Input START
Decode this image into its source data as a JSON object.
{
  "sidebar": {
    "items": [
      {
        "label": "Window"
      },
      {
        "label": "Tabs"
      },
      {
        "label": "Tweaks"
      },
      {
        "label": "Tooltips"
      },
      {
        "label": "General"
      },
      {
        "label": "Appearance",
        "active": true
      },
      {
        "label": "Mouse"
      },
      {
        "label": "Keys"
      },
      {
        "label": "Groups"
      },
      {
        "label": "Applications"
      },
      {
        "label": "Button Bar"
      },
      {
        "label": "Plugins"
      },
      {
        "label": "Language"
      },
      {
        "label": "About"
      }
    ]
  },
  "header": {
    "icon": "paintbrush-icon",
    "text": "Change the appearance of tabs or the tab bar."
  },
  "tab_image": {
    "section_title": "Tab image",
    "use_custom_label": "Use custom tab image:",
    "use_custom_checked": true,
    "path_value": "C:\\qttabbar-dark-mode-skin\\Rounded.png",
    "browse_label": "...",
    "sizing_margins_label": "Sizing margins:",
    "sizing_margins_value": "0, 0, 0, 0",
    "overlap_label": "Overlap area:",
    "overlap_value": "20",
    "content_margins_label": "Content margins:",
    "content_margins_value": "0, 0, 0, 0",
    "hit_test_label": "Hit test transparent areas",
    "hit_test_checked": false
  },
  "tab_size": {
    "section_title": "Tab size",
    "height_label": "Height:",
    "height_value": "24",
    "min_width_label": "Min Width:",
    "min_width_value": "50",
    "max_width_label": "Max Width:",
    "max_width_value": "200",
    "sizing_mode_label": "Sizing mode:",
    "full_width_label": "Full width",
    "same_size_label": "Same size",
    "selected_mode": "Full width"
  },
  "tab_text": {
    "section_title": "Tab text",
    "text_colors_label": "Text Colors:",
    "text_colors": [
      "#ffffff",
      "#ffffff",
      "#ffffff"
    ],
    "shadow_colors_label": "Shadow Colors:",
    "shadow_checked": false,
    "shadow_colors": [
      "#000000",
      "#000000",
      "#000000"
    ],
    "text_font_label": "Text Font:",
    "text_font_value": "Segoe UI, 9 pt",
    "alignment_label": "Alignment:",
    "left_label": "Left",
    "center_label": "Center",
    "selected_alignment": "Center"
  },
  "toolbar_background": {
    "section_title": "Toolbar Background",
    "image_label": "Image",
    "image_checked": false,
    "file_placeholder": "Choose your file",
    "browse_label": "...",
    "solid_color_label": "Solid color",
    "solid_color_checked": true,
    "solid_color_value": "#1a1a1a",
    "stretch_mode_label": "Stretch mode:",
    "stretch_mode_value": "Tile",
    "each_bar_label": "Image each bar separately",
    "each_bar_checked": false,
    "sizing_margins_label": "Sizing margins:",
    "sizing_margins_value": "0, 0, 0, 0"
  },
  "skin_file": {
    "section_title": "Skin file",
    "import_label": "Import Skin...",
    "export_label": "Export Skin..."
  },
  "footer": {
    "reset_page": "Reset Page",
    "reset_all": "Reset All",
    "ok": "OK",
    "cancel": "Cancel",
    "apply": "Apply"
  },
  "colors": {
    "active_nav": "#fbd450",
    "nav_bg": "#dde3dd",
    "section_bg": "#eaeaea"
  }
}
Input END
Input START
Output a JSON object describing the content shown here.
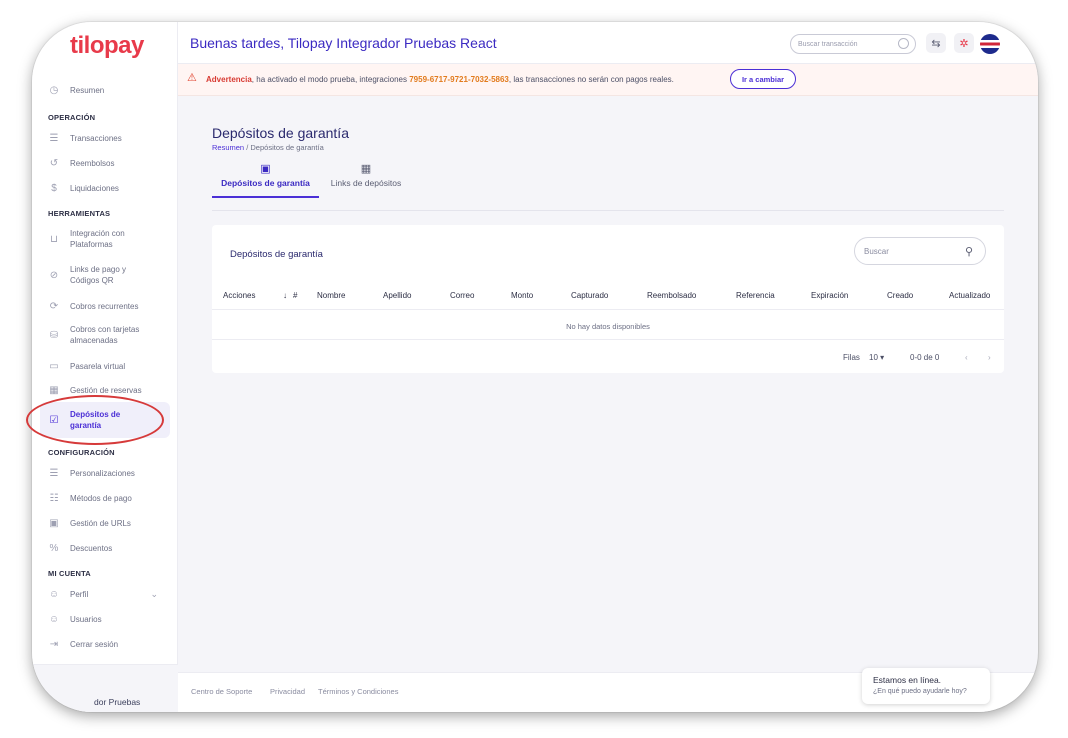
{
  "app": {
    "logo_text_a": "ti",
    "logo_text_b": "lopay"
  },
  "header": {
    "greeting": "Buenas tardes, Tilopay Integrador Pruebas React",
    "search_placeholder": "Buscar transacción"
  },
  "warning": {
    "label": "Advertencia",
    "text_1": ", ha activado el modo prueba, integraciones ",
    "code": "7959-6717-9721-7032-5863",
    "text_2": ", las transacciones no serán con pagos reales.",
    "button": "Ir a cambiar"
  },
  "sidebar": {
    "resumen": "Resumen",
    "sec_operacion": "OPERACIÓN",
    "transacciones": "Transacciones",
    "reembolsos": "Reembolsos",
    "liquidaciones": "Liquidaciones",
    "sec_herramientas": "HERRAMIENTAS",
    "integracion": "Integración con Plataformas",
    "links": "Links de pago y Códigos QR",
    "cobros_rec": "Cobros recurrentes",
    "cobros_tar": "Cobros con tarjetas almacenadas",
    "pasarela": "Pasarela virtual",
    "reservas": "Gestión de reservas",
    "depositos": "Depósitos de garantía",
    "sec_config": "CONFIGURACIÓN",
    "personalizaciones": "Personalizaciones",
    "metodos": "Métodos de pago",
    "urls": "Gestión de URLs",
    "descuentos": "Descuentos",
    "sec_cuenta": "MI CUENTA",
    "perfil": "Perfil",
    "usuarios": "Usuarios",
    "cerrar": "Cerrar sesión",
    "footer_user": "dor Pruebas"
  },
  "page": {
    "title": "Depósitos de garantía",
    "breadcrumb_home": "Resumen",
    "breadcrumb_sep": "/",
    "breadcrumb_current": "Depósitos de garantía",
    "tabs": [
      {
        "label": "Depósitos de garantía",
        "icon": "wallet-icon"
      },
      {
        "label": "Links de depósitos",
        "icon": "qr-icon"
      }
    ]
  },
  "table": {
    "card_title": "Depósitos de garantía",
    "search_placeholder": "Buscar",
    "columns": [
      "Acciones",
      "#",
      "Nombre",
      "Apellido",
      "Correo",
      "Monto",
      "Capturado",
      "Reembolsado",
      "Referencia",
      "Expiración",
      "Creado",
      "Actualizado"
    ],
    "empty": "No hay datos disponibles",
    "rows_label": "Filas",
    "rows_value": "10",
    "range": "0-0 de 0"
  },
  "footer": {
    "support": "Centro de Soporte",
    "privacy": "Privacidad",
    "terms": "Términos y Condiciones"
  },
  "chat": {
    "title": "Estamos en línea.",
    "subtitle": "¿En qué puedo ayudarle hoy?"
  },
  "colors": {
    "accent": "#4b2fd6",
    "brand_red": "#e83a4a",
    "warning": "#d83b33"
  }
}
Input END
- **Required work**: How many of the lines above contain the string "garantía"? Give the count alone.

- **Solution**: 5